Unfortunately I think the answer is no.
I have plenty of clients in their early 40s who continue to struggle with these very issues. Who struggle with understanding or even embracing who they are. Our therapy centers around growing the parts of them that aren’t serving them well, and learning to accept the parts of them that they had previously not wanted to embrace.
So what do we do when we feel like we don’t know who we are anymore? When we know we have changed, but we are having difficulties feeling comfortable in our new selves.
The obvious solution is finding an amazing counselor and working through these issues with them. I mean it’s not like I’m biased or anything that therapy is the answer! 🙂

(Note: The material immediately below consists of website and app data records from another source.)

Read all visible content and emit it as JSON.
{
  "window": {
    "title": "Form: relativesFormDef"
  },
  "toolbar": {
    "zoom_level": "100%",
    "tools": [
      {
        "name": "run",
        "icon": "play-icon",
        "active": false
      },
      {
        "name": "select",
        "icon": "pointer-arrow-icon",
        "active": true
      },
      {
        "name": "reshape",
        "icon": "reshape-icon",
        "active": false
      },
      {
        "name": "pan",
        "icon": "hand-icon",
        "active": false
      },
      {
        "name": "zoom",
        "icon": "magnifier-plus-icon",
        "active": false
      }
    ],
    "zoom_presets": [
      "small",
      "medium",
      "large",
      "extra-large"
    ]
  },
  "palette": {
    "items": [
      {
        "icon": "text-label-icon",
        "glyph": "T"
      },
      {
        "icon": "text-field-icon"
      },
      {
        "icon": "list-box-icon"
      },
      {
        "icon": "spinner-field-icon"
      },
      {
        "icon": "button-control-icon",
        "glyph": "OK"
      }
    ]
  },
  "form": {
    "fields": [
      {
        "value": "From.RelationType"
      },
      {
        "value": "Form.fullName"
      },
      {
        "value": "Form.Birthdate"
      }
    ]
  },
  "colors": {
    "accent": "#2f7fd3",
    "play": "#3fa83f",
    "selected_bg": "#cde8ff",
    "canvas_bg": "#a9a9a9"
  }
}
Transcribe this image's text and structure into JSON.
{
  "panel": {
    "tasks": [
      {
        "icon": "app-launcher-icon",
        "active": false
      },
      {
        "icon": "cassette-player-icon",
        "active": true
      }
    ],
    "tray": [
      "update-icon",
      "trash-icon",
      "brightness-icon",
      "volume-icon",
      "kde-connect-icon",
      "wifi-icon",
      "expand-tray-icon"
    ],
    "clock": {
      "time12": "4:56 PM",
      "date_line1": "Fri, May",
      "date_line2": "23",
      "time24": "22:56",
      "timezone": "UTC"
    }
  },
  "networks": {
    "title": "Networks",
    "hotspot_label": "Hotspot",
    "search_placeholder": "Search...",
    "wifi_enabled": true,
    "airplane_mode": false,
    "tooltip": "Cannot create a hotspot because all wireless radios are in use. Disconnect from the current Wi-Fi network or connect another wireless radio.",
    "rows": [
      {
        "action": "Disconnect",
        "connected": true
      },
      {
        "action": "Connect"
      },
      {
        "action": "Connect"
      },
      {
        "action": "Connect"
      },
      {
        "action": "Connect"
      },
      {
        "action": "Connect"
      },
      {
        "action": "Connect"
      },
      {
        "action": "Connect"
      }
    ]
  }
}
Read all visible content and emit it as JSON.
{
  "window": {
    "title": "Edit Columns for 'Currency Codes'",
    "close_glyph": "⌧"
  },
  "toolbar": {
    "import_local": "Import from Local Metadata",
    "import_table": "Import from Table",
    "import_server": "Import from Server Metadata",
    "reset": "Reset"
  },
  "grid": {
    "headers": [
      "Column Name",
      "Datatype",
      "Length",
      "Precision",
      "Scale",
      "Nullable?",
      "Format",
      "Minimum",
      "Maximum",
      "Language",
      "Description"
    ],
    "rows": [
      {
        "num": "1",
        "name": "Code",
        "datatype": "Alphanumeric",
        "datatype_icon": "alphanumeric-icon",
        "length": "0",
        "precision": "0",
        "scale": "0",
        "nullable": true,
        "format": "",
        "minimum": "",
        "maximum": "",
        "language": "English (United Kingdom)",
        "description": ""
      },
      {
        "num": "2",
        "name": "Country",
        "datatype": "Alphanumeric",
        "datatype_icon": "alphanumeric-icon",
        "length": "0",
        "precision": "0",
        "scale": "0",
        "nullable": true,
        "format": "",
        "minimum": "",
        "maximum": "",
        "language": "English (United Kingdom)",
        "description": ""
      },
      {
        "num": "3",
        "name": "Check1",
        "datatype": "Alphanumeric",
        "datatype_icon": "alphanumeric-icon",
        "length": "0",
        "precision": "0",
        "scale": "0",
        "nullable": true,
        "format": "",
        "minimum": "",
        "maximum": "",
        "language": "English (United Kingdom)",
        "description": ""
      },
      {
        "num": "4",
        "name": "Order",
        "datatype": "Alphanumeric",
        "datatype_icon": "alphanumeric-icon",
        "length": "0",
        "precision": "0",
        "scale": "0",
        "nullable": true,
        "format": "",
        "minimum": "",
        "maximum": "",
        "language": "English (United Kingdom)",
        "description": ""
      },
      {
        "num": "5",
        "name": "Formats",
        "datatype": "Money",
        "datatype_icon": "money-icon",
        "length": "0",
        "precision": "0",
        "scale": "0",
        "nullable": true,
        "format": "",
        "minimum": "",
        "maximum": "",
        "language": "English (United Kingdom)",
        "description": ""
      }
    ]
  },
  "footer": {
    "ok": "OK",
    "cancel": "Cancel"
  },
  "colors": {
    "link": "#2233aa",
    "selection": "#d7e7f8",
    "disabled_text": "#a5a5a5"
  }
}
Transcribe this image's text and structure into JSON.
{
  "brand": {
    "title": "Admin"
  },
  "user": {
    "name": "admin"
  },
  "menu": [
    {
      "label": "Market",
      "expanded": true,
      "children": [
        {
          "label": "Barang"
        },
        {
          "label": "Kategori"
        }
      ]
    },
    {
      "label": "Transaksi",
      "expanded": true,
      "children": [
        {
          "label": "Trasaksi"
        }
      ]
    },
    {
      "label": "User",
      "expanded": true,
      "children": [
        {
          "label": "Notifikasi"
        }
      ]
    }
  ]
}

Another great thing to do is find a mentor or trusted friend who can help you process some of the changes you are experiencing in your life.
The people who approach 40 feeling more at ease in themselves, are most often the people who have done the work. They’ve gone to therapy, they’ve surrounded themselves with mentors, they read books that grow them as people.
There are certain books that I recommend most often to my clients to help them figure out who they are, and grow as a person. (You can click any of these titles to quickly and easily link to them. These are affiliate links. See the disclosure at the bottom of the post.)
Facing Codependence by Pia Mellody – If you have struggled in your life with low self-esteem, difficulty with boundaries, feeling like you need to be perfect, being too dependent or not dependent enough on other people in your life, or if your life has just felt too controlled or too chaotic, then this book is for you! Actually I suggest that most of my clients read this book, because everyone either struggles or has struggled with at least one of these areas in their lives. Pia Mellody’s “Meadows Model” of therapy serves as one of the backbones of what I do with my clients.
Becoming Myself by Stasi Eldridge – This book has been amazing in my own life to learn more about how God sees me, created me, and desires to grow me as a woman. I have so many favorite quotes from this book, but one of them is, “You know what we do as women when we feel afraid: we reach for control. We do it in relationships when we self-protect But when we choose to protect ourselves in fear and withdraw, we have already lost everything. We are already alone. Self-protecting is not our ally. As Beth Moore said at a conference I attended in 2008, ‘We can self-protect ourselves right out of our calling.’ We can self-protect ourselves right out of our becoming, right out of the will of God. God is a God of love, and we are commanded to love as well. Do not fear! Love!
Letting Go of Shame – Shame can be a huge barrier to growth in our lives. Shame sends the message that who we are is not good enough, is not okay, is not worthy. This book is amazing because besides the incredible knowledge and wisdom shared in the text, there are exercises at the end of each chapter to help you grow in that area. If I ever have a client who has to quit or pause therapy for financial or scheduling reasons, I recommend they get this book and work through it. It’s like doing some good therapy in the comfort of your own home.
What has been your experience growing and changing as you age? Has it been something easy for you to embrace, or a struggle? Do you have a book you have found helpful in your life? I’d love to hear about your experience in the comments!
“We are a participant in the Amazon Services LLC Associates Program, an affiliate advertising program designed to provide a means for us to earn fees by linking to Amazon.com and affiliated sites.”